Kamalini Ranasinghe, Dept. of Neurology, UCSF, San Francisco, CA
Speakers respond automatically and rapidly to compensate for brief perturbations of pitch in their auditory feedback. The specific adjustments in vocal output require integration of brain regions involved in speech-motor-control in order to detect the sensory-feedback-error and implement the motor-correction. Cortical regions involved in the pitch-reflex phenomenon are highly vulnerable targets of network disruption in Alzheimer’s disease (AD). We studied the neural and behavioral responses of pitch-reflex in AD patients (n=19) compared to an age-matched control group (n=16). Subjects phonated the vowel /a/ while a real-time signal processor briefly perturbed (±100 Cent for 400ms) pitch of their auditory feedback. We measured the degree of behavioral compensation (peak-compensation) and the extent of the adaptive response (pitch-response-persistence), and used magnetoencephalography to record the high-gamma band (65 – 150 Hz) evoked response during pitch-reflex.
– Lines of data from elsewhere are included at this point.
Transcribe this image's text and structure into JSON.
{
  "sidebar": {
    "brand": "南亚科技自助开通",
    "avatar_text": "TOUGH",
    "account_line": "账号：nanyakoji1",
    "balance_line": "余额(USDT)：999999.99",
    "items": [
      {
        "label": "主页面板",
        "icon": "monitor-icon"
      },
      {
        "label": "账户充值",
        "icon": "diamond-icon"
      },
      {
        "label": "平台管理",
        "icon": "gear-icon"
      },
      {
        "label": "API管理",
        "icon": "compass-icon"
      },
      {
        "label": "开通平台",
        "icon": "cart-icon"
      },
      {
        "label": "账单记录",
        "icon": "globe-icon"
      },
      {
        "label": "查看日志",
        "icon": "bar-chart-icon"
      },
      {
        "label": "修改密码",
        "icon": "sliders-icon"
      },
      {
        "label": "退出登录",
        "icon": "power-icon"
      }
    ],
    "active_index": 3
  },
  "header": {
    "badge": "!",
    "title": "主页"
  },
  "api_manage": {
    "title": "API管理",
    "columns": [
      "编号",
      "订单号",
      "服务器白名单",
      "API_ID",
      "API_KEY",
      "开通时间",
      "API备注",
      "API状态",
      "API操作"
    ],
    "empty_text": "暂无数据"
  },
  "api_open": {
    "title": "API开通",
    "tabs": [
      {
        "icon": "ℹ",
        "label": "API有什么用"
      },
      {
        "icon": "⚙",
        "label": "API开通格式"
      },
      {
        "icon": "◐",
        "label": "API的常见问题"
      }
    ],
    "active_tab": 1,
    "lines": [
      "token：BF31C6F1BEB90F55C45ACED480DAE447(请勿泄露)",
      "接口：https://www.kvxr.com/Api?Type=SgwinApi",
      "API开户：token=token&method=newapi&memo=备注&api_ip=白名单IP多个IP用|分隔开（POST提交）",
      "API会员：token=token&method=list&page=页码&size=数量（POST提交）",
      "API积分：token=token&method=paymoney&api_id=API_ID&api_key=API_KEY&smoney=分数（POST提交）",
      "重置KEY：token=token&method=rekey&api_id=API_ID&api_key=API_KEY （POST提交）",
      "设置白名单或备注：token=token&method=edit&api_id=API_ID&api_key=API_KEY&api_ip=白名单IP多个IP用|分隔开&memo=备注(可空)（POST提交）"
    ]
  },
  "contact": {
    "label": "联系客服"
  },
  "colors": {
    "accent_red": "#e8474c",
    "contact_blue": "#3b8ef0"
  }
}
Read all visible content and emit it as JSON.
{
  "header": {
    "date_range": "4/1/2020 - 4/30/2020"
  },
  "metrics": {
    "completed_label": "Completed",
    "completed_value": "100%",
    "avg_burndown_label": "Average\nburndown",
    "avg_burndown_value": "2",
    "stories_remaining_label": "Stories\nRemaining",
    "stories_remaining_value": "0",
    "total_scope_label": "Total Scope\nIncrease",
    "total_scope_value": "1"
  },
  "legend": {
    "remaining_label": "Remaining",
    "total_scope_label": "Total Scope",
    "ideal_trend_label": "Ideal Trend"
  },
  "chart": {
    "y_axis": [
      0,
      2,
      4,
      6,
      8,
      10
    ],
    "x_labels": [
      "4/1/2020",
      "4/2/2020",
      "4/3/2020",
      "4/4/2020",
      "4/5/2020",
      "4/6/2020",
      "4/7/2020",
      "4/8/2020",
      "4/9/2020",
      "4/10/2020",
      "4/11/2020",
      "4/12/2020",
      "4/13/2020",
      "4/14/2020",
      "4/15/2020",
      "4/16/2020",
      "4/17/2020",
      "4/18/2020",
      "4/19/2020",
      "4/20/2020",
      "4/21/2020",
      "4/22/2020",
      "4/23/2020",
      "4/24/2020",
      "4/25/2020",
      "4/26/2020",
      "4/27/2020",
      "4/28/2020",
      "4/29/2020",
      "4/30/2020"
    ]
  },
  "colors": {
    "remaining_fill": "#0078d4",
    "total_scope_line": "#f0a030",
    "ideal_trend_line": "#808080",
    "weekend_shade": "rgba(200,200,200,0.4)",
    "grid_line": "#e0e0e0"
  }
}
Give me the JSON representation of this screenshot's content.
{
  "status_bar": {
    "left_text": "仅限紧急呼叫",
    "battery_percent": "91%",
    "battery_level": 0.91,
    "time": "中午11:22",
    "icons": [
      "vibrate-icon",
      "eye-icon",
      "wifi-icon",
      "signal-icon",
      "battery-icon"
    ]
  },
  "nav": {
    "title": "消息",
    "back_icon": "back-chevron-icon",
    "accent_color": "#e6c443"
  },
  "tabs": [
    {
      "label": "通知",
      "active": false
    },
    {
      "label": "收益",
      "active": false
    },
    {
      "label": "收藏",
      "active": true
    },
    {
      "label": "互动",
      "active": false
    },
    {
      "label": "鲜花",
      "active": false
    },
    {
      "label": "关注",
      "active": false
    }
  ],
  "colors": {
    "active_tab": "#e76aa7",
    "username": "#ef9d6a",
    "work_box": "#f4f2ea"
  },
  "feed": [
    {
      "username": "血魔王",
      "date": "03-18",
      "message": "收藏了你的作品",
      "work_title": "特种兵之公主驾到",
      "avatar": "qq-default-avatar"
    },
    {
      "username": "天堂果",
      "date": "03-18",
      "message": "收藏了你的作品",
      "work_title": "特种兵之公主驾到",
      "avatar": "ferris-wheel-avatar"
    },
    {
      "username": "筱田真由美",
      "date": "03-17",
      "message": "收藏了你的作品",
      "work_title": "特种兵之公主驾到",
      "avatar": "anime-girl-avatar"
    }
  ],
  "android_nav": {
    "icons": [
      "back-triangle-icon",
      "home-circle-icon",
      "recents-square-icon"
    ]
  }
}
Healthy-controls reached a peak-compensation of 18.7±0.8 cents, and demonstrated a sustained compensation at 8.9±0.69 cents. AD patients, in contrast, demonstrated a significantly elevated peak-compensation (22.4±1.2 cents, P<0.05), and a reduced sustained response (pitch-response-persistence, 4.5±0.88 cents, P<0.001). In AD patients, the degree of increased peak-compensation predicted executive dysfunction, while the degree of impaired pitch-response-persistence predicted memory dysfunction. Neural analysis revealed that, AD patients show a significant reduced prefrontal activity during the early phase of the response, and a significantly enhanced left premotor and posterior temporal activity throughout the response period, compared to age-matched controls. These results implicate the lack of sensory-motor network modulation of speech-motor-control network in AD during auditory feedback control of pitch. The current study also demonstrates that pitch-reflex is a sensitive behavioral index of impaired prefrontal modulation of sensorimotor integration, and compromised plasticity mechanisms of memory, in AD.